In reading and posting on this forum, I see a lot of code here that doesn't consider sql injection.

SQL injection is an attack where the attacker terminates or modifies an sql query with input data.
Here are some samples:

In Michael Howard's blog, he wrote up a very nice primer on this type of attack and why it's important to secure yourself against it.

Forget that this guy works for Microsoft, and this is a php forum, because all the same stuff applies to us.

I've wanted to write this up for just about every post I've seen here... There's a scary disregard for input filtering among most of these posts.

Some things he doesn't mention, which also help, is:
1. Limit the size of your parameters
If you are expecting no more than 10 characters, then substr($var, 0,10) the variable. The larger the string you allow, the more space an attacker has to work with malicious queries.
If you are expecting a 1 digit integer, then substr($var,0,1) and test it with is_int().
2. Use php's string handling functions
php has a ton of variable, sql filtering and format validation functions, use them 8) htmlentities() is very powerful for handling issues etc before handing the var off to the validation and filtering routines.
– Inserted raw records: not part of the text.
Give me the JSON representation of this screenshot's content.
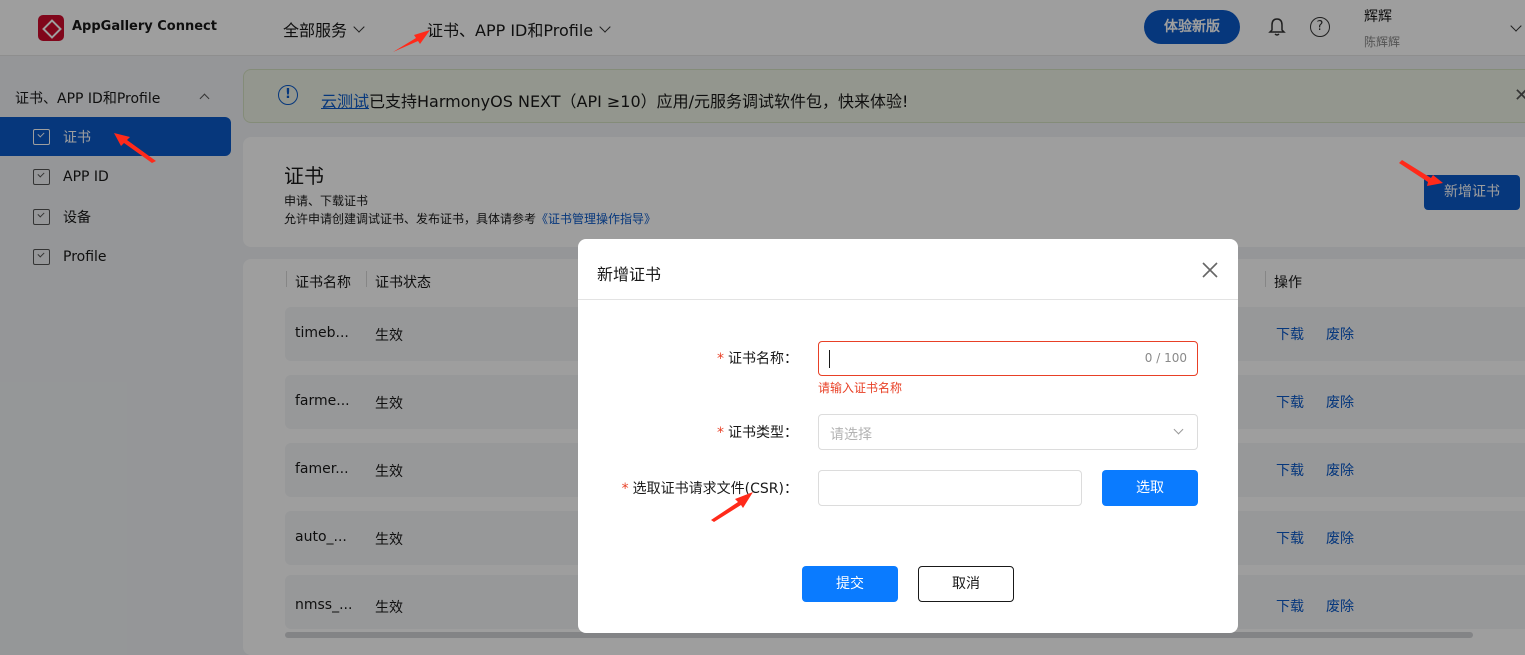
{
  "header": {
    "brand": "AppGallery Connect",
    "nav_all_services": "全部服务",
    "nav_current": "证书、APP ID和Profile",
    "try_new_button": "体验新版",
    "user_name": "辉辉",
    "user_sub": "陈辉辉",
    "help_glyph": "?",
    "icons": [
      "appgallery-logo-icon",
      "bell-icon",
      "help-icon",
      "chevron-down-icon"
    ]
  },
  "sidebar": {
    "group_label": "证书、APP ID和Profile",
    "items": [
      {
        "label": "证书",
        "active": true
      },
      {
        "label": "APP ID",
        "active": false
      },
      {
        "label": "设备",
        "active": false
      },
      {
        "label": "Profile",
        "active": false
      }
    ]
  },
  "notice": {
    "info_glyph": "!",
    "link_text": "云测试",
    "text": "已支持HarmonyOS NEXT（API ≥10）应用/元服务调试软件包，快来体验!",
    "close_glyph": "✕"
  },
  "page": {
    "title": "证书",
    "desc1": "申请、下载证书",
    "desc2_prefix": "允许申请创建调试证书、发布证书，具体请参考",
    "desc2_link": "《证书管理操作指导》",
    "add_button": "新增证书"
  },
  "table": {
    "columns": [
      "证书名称",
      "证书状态",
      "操作"
    ],
    "rows": [
      {
        "name": "timeb...",
        "status": "生效",
        "download": "下载",
        "revoke": "废除"
      },
      {
        "name": "farme...",
        "status": "生效",
        "download": "下载",
        "revoke": "废除"
      },
      {
        "name": "famer...",
        "status": "生效",
        "download": "下载",
        "revoke": "废除"
      },
      {
        "name": "auto_...",
        "status": "生效",
        "download": "下载",
        "revoke": "废除"
      },
      {
        "name": "nmss_...",
        "status": "生效",
        "download": "下载",
        "revoke": "废除"
      }
    ]
  },
  "modal": {
    "title": "新增证书",
    "required_mark": "*",
    "name_label": "证书名称：",
    "name_value": "",
    "name_counter": "0 / 100",
    "name_error": "请输入证书名称",
    "type_label": "证书类型：",
    "type_placeholder": "请选择",
    "csr_label": "选取证书请求文件(CSR)：",
    "csr_value": "",
    "choose_button": "选取",
    "submit_button": "提交",
    "cancel_button": "取消"
  },
  "colors": {
    "brand_blue": "#0a59c9",
    "primary_blue": "#0a7bff",
    "error_red": "#e84026",
    "logo_red": "#cf0a2c",
    "annotation_arrow": "#ff2a1a"
  }
}
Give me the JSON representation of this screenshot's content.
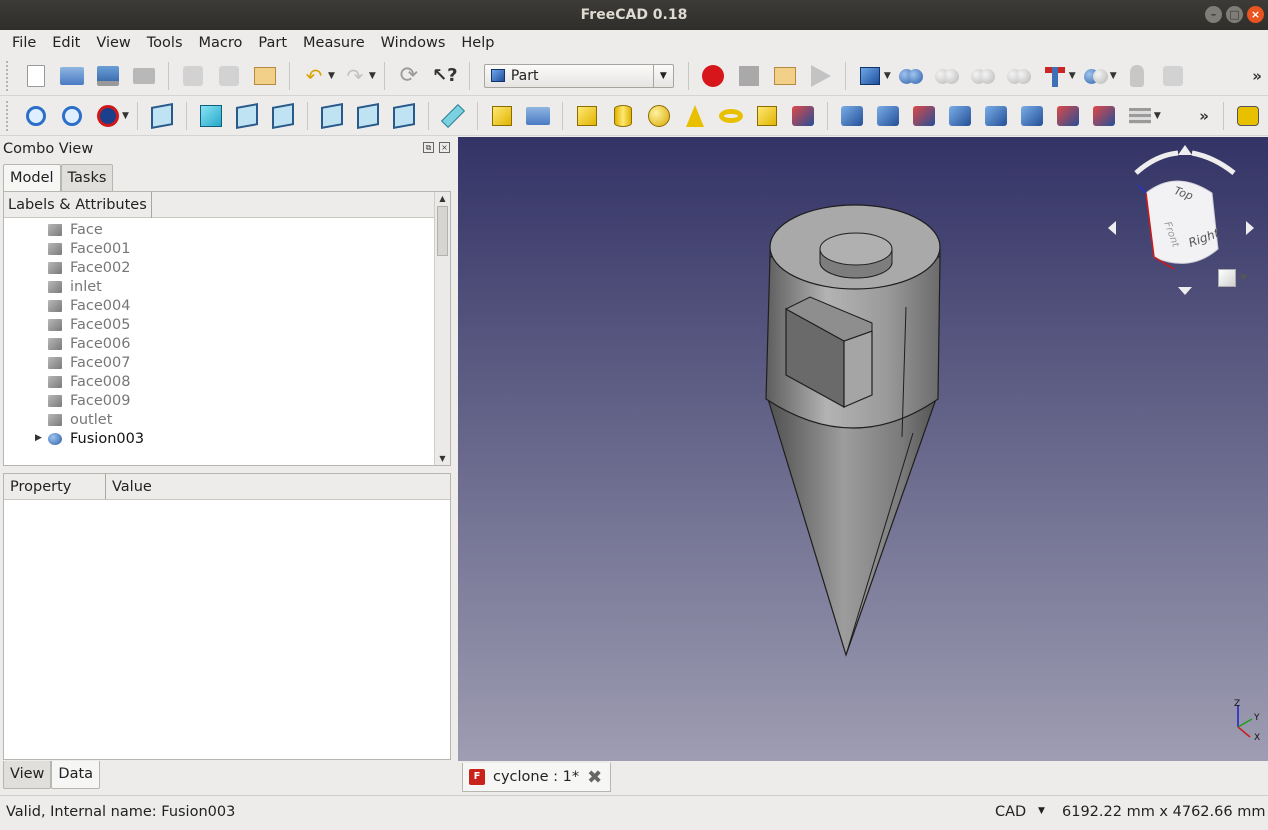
{
  "window": {
    "title": "FreeCAD 0.18"
  },
  "menu": [
    "File",
    "Edit",
    "View",
    "Tools",
    "Macro",
    "Part",
    "Measure",
    "Windows",
    "Help"
  ],
  "toolbar1": {
    "workbench": "Part",
    "more": "»"
  },
  "toolbar2": {
    "more": "»"
  },
  "combo": {
    "title": "Combo View",
    "tabs": [
      "Model",
      "Tasks"
    ],
    "tree_header": "Labels & Attributes",
    "tree_items": [
      "Face",
      "Face001",
      "Face002",
      "inlet",
      "Face004",
      "Face005",
      "Face006",
      "Face007",
      "Face008",
      "Face009",
      "outlet",
      "Fusion003"
    ],
    "property_headers": [
      "Property",
      "Value"
    ],
    "bottom_tabs": [
      "View",
      "Data"
    ]
  },
  "viewport": {
    "navcube_faces": [
      "Top",
      "Right",
      "Front"
    ],
    "axes": [
      "Z",
      "Y",
      "X"
    ],
    "colors": {
      "background_top": "#333366",
      "background_bottom": "#9e9db2",
      "model": "#8c8c8c"
    }
  },
  "document_tab": {
    "label": "cyclone : 1*"
  },
  "status": {
    "message": "Valid, Internal name: Fusion003",
    "nav_style": "CAD",
    "dimensions": "6192.22 mm x 4762.66 mm"
  }
}
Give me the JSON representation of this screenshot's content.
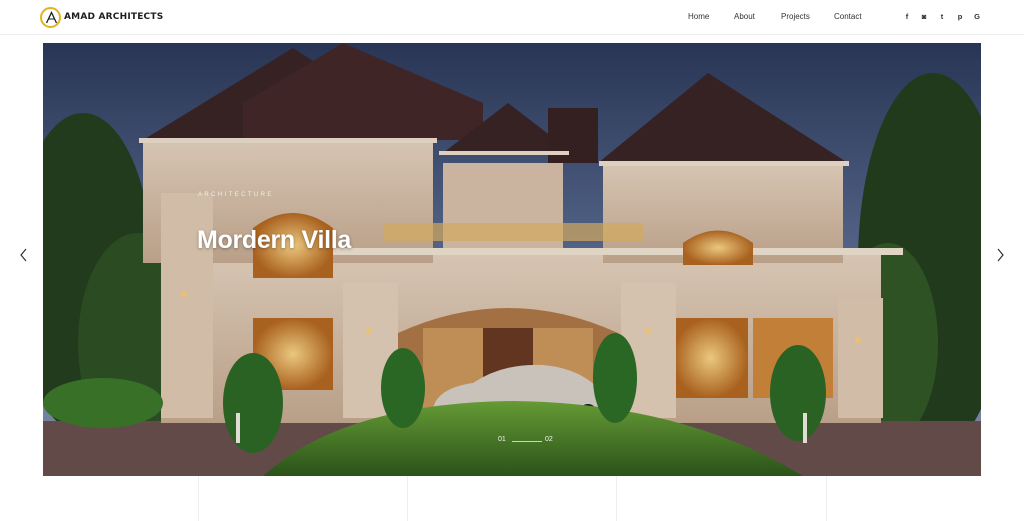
{
  "brand": {
    "name": "AMAD ARCHITECTS",
    "accent": "#e2b31b"
  },
  "nav": {
    "items": [
      {
        "label": "Home"
      },
      {
        "label": "About"
      },
      {
        "label": "Projects"
      },
      {
        "label": "Contact"
      }
    ]
  },
  "social": {
    "icons": [
      {
        "name": "facebook-icon",
        "glyph": "f"
      },
      {
        "name": "instagram-icon",
        "glyph": "◙"
      },
      {
        "name": "twitter-icon",
        "glyph": "t"
      },
      {
        "name": "pinterest-icon",
        "glyph": "p"
      },
      {
        "name": "google-icon",
        "glyph": "G"
      }
    ]
  },
  "hero": {
    "kicker": "ARCHITECTURE",
    "title": "Mordern Villa",
    "slide_current": "01",
    "slide_total": "02",
    "image": "two-storey villa with dark hip roofs at dusk"
  },
  "controls": {
    "prev_icon": "chevron-left-icon",
    "next_icon": "chevron-right-icon"
  }
}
SQL injection is very serious and can lead to everything from stolen data, to defaced sites, to your site users getting infected with malware (by modifying links to point at counterfeit sites with malicious active x controls or 0day flash exploits). As a developer, it's your responsibility to filter your user input. You can filter it client side for user convenience, but it *absolutely* must be filtered at the posting processor (server side script) no matter what.
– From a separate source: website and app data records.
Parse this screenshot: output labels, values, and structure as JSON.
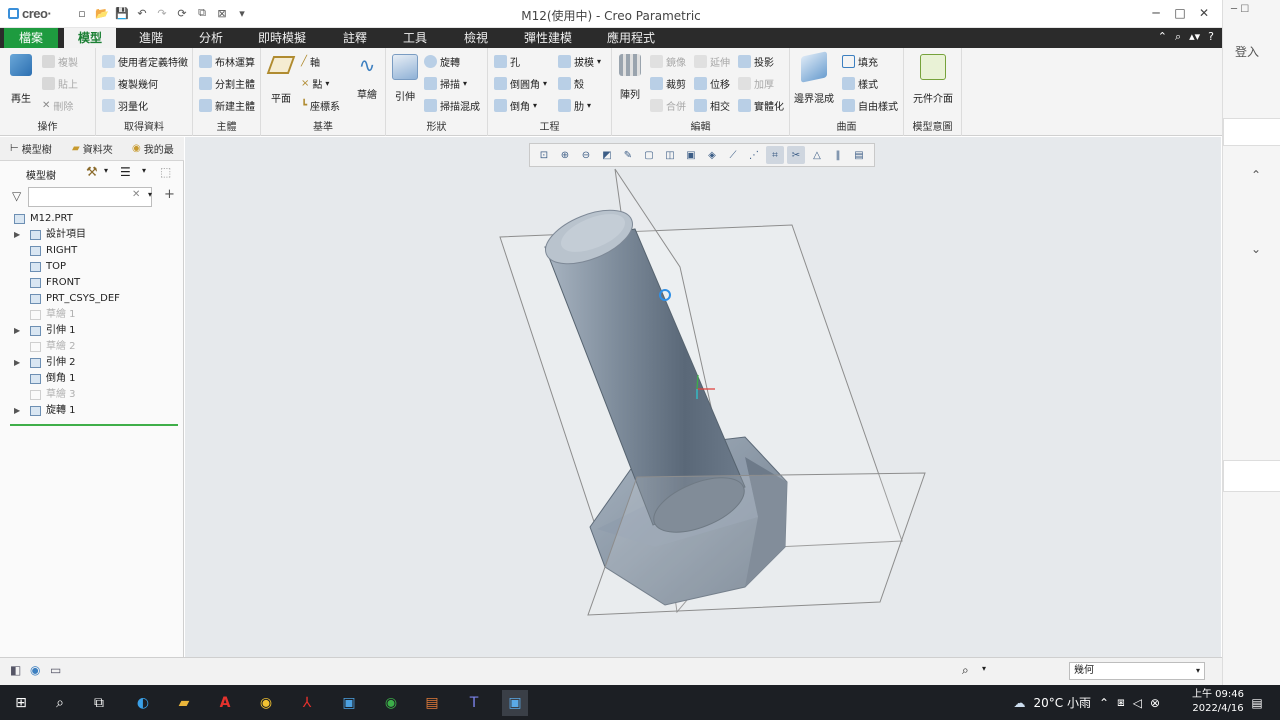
{
  "app": {
    "brand": "creo",
    "window_title": "M12(使用中) - Creo Parametric"
  },
  "menu_tabs": [
    "檔案",
    "模型",
    "進階",
    "分析",
    "即時模擬",
    "註釋",
    "工具",
    "檢視",
    "彈性建模",
    "應用程式"
  ],
  "ribbon": {
    "operations": {
      "label": "操作",
      "regen": "再生",
      "copy": "複製",
      "paste": "貼上",
      "delete": "刪除"
    },
    "get_data": {
      "label": "取得資料",
      "udf": "使用者定義特徵",
      "copy_geom": "複製幾何",
      "shrinkwrap": "羽量化"
    },
    "body": {
      "label": "主體",
      "boolean": "布林運算",
      "split": "分割主體",
      "new_body": "新建主體"
    },
    "datum": {
      "label": "基準",
      "plane": "平面",
      "axis": "軸",
      "point": "點",
      "csys": "座標系",
      "sketch": "草繪"
    },
    "shapes": {
      "label": "形狀",
      "extrude": "引伸",
      "revolve": "旋轉",
      "sweep": "掃描",
      "swept_blend": "掃描混成"
    },
    "engineering": {
      "label": "工程",
      "hole": "孔",
      "round": "倒圓角",
      "chamfer": "倒角",
      "draft": "拔模",
      "shell": "殼",
      "rib": "肋"
    },
    "editing": {
      "label": "編輯",
      "pattern": "陣列",
      "mirror": "鏡像",
      "extend": "延伸",
      "project": "投影",
      "trim": "裁剪",
      "offset": "位移",
      "thicken": "加厚",
      "merge": "合併",
      "intersect": "相交",
      "solidify": "實體化"
    },
    "surfaces": {
      "label": "曲面",
      "boundary_blend": "邊界混成",
      "fill": "填充",
      "style": "樣式",
      "freestyle": "自由樣式"
    },
    "model_intent": {
      "label": "模型意圖",
      "component_interface": "元件介面"
    }
  },
  "left_panel": {
    "tabs": [
      "模型樹",
      "資料夾",
      "我的最"
    ],
    "tree_label": "模型樹",
    "filter_placeholder": "",
    "tree": [
      {
        "name": "M12.PRT",
        "expand": false,
        "dim": false,
        "level": 0
      },
      {
        "name": "設計項目",
        "expand": true,
        "dim": false,
        "level": 1
      },
      {
        "name": "RIGHT",
        "expand": false,
        "dim": false,
        "level": 1
      },
      {
        "name": "TOP",
        "expand": false,
        "dim": false,
        "level": 1
      },
      {
        "name": "FRONT",
        "expand": false,
        "dim": false,
        "level": 1
      },
      {
        "name": "PRT_CSYS_DEF",
        "expand": false,
        "dim": false,
        "level": 1
      },
      {
        "name": "草繪 1",
        "expand": false,
        "dim": true,
        "level": 1
      },
      {
        "name": "引伸 1",
        "expand": true,
        "dim": false,
        "level": 1
      },
      {
        "name": "草繪 2",
        "expand": false,
        "dim": true,
        "level": 1
      },
      {
        "name": "引伸 2",
        "expand": true,
        "dim": false,
        "level": 1
      },
      {
        "name": "倒角 1",
        "expand": false,
        "dim": false,
        "level": 1
      },
      {
        "name": "草繪 3",
        "expand": false,
        "dim": true,
        "level": 1
      },
      {
        "name": "旋轉 1",
        "expand": true,
        "dim": false,
        "level": 1
      }
    ]
  },
  "statusbar": {
    "filter_value": "幾何"
  },
  "side_window": {
    "login": "登入"
  },
  "taskbar": {
    "weather": "20°C 小雨",
    "time": "上午 09:46",
    "date": "2022/4/16"
  },
  "colors": {
    "accent_green": "#1e9b3f",
    "tab_dark": "#2b2b2b",
    "viewport_bg": "#e6e9ec",
    "model_steel": "#8d9aa8"
  }
}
Remember a user can completely bypass any javascript validation you are using with a local proxy (such as Paros or TamperData for firefox) and submit anything they want at your server.

Happy filtering!

commented: Some great advice there +1

I completely agree - proper escaping is important to SQL as much as PHP. Timely post, especially as reports of SQL injections are cropping up all over the place.
Nico del Castillo
Microsoft Security Outreach Team